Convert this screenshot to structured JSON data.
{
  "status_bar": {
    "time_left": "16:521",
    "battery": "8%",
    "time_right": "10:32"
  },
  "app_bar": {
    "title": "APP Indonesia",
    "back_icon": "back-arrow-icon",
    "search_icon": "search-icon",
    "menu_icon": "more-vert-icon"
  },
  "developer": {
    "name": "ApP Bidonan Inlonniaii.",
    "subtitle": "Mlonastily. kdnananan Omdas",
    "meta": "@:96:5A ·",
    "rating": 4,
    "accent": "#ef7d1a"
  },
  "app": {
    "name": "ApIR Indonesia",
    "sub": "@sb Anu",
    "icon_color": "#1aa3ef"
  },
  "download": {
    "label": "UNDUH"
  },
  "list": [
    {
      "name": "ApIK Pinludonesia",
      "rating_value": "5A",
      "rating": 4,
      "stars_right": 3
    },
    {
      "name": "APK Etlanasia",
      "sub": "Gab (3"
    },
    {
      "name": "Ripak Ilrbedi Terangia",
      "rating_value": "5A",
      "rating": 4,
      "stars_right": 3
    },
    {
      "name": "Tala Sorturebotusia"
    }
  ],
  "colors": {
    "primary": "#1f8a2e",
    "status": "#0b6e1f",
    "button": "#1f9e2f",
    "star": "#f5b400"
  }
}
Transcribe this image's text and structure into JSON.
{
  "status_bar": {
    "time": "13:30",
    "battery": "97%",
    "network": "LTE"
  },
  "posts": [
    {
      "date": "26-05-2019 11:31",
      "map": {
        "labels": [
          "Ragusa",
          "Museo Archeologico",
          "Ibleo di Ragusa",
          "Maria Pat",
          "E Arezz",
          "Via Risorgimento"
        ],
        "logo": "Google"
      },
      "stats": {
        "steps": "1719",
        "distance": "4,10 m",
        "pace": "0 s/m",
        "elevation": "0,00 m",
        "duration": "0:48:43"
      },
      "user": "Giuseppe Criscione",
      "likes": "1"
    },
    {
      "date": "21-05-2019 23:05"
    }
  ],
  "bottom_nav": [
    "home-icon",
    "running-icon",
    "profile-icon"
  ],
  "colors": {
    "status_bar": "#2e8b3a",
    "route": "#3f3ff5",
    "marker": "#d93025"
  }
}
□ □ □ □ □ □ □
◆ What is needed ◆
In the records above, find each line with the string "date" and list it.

◆ Response to this task ◆
      "date": "26-05-2019 11:31",
      "date": "21-05-2019 23:05"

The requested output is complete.